*That’s sad.

There was a tape loop of Seinfeld episodes — the one’s in which Kramer invites the coffee table coffee book. More wall text explaining why the hell this is art (besides the fact that an artist made it). It was sad wall text. Like..wall text for the shake weight that explains why you should be buying it to help you “get fit” in case you thought it was an erotic massage toy. What I saw? What I saw was an assembly of Seinfeld out-takes that I might expect to see when Ken Burns does the epic documentary of late 20th century American comedy television. It’s just outtakes. You laugh only because you remember laughing while you were watching it for real on your own sofa (if you laughed) but you certainly forget you’re standing around in The Whitney.

*Feeling anxious about the $18.

Then there was a screening room with a barely tolerable assemblage of YouTube excerpts of guys rocking the guitar with each clip containing a note or passage from a Paganini riff that metal-y guitarist use to exhibit their prowess on the guitar. I get it. It’s a coherent collage of lots of YouTube videos of lots of YouTubers doing the same thing only they’re all different dudes with different guitars in different bedrooms, with..&c.


And that’s it. I expected something else. The retro thing feels well played out, I have to say. 8-bit is as exciting as those hipsters shooting with film cameras or using typewriters. Video of 90’s sitcoms is just video of 90’s sitcoms. Like being a dude with no cable at home but now you’re sitting in a Hampton’s Inn with jetlag, flipping the channels and you come across the 90’s channel. That’s not fun. And boxes of commodity television sets? I mean..Not sure what to do with that.

I feel like I lost a twenty dollar bill. I’m glad I didn’t rush the ICP. It was well-worth the time dawdling over the lovely photography, even if I had to rush The Whitney.

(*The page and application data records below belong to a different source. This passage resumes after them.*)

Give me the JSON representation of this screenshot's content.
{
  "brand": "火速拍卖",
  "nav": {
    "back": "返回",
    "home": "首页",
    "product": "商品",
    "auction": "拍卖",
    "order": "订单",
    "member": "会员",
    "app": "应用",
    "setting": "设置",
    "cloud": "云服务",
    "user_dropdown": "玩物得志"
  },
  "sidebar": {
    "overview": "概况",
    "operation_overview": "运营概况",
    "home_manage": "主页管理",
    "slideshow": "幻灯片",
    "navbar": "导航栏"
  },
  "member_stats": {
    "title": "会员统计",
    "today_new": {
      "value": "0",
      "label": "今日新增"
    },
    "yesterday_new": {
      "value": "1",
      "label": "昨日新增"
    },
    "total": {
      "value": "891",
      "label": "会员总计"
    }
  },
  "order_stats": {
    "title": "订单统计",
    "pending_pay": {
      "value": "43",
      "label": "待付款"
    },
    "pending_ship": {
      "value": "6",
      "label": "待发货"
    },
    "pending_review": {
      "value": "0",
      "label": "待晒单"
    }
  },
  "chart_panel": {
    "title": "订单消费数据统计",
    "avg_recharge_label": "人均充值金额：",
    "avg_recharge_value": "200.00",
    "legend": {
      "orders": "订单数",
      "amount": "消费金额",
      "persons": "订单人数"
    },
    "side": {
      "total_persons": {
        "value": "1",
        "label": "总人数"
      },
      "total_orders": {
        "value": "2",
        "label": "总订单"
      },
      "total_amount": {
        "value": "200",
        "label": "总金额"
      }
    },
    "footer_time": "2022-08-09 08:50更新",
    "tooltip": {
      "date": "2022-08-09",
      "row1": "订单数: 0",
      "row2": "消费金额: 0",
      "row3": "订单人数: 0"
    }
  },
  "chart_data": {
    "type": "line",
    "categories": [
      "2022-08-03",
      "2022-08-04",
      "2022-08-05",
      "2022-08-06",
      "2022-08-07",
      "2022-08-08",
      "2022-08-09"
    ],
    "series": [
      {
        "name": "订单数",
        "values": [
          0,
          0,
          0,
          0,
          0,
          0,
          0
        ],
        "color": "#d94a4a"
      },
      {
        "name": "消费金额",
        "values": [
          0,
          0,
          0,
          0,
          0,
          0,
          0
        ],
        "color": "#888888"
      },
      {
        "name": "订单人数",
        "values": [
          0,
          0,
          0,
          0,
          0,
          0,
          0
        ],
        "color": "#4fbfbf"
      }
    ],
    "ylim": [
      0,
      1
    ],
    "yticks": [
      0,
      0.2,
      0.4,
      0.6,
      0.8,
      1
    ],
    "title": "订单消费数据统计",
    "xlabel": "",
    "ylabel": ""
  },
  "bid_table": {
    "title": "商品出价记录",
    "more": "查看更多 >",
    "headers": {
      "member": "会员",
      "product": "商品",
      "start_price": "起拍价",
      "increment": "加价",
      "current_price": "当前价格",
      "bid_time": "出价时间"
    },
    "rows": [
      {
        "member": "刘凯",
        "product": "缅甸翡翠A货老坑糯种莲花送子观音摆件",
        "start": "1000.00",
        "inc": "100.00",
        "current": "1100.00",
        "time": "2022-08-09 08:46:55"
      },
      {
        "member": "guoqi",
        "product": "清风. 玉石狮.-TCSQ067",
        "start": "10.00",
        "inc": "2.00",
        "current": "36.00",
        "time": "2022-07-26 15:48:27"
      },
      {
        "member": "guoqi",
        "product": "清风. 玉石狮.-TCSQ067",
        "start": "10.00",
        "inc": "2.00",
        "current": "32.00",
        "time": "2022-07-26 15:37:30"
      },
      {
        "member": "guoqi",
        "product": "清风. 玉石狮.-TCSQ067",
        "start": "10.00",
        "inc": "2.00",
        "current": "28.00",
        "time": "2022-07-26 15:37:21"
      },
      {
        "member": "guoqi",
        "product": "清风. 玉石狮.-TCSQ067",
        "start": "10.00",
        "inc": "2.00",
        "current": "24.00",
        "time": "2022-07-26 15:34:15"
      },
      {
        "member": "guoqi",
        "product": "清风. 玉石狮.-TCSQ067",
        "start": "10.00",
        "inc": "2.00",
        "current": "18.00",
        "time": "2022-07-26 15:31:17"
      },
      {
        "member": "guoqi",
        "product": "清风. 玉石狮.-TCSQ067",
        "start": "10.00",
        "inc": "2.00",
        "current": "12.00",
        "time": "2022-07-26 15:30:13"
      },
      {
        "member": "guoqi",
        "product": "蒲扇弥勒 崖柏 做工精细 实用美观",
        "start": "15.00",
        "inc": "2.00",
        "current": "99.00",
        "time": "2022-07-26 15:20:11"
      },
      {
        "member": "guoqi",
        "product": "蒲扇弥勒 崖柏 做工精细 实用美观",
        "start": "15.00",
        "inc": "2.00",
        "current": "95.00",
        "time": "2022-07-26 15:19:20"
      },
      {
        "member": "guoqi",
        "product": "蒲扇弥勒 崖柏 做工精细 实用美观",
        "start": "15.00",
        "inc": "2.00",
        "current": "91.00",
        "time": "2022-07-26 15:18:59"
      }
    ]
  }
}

Why do I blog this? Cause I went there and it made me think about work that I had a thing for but now it seems that 10 years later it’s not the same thing and it’s more tiresome on my brainball. I like the idea of canning stuff from 10, 15, 20 years ago and then pointing to the can and saying what the contents says about “today” or how it’s a little timecapsule of yesteryear and we have a connection to those moments. But it’s more our connection than an artists/artistic translation of those things. And the other thing is? The other thing is that institutional art struggles and will continue to struggle with giving the network’s toys and the industrialists’ toys a place to live in a white-walled space. Youtube in a museum viewing closet all big like that? It’s something else and it’s not quite what is sold on the wall text, which hyperintellectualizes the medium. Same thing with 8-bit bowling games (and just watching 8-bit bowling games). It’s excruciating in a way to not be able to fiddle with it. And to see them on 16 foot walls.